For me, the sheer reach of rides like these gives way to a great sense of adventure. Senses of invitation, overcoming, determination, friendship and joy soon follow. As I think about the changing experience of riding in my own community, my mind opens out as I consider the way moments like these are unfolding elsewhere.
“It’s a rewarding experience,” said Becky La Borg as she described the 100km journey from the Sydney’s urban heart, down the wide, dawn roads and into the green calm of the Royal National Park.
“For many a century ride is infrequent due to living busy lives, spending time with our families, etc.” said Becky. “Everyone sets out knowing it’s going to be a tough ride, which makes it even sweeter when everyone finishes together.” A healthy feast and chat-filled celebration soon followed.

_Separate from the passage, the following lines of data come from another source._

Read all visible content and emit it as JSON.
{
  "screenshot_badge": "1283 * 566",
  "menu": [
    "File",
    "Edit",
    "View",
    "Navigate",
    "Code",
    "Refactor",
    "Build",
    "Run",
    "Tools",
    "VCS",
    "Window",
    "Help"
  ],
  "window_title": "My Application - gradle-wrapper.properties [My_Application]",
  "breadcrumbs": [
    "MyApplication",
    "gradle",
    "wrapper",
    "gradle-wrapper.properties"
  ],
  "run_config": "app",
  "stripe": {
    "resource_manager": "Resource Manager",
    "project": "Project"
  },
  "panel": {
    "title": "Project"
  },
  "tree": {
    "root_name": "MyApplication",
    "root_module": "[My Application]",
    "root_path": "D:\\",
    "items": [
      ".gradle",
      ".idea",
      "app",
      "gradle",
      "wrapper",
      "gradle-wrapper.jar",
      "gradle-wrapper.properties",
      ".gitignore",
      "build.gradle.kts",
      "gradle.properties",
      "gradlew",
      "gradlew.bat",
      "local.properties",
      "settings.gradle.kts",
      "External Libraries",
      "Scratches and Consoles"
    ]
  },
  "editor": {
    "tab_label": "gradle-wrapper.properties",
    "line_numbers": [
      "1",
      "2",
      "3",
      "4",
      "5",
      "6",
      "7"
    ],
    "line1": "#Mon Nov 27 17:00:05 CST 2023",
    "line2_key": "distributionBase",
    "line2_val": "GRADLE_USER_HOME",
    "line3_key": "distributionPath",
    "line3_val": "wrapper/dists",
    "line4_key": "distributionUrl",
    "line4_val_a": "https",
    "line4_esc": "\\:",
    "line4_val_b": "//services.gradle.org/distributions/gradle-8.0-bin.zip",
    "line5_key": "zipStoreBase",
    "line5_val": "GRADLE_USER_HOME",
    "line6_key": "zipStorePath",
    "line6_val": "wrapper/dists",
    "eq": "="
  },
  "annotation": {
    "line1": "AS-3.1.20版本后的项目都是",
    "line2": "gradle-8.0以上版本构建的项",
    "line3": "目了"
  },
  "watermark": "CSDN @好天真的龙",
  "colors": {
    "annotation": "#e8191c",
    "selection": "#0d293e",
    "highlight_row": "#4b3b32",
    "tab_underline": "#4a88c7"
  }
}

In Cambridge, New Zealand, rides held the lead up to the 100 that were so popular men in the region wanted to join in too.
“There are plenty of group rides in this area,” said Emma Bryant. “It's possibly the biggest cycling region in the country, but they tend to be your typical hammer session. Our rides work differently. It's all about getting back to the basic concept of loving riding your bike, of going on a little adventure.”
While a new normal is pervading weekday rides, the 100 still has a special feel about it. For Becky, the emotion and satisfaction comes from “seeing not only the triumphs, but the struggles that make up long rides.”
“Having a good bunch to ride with can make all the difference,” added Emma. “It's not all sunshine and tail winds when you're cycling, and suffering together is better than suffering alone. It makes it easier to get up early, or get out when the weather is more suited to sitting on the couch, when you know your friends are waiting for you.”
Suffering. Togetherness. Triumph. Friendship. Knowing it’s tough. Relishing the sweetness. Time on bikes alongside time doing other things.
I find myself thinking again about my Friday morning bunch. I flick through the pages of this magazine and take in images from rides such as these. I’ve ridden bikes for more than half my life but, like Kate, I too am finding it hard to imagine the sport in any other way. I guess that’s the power that normal can have.
Written By Kath Bicknell
This article first appeared in our Spring 2015 Issue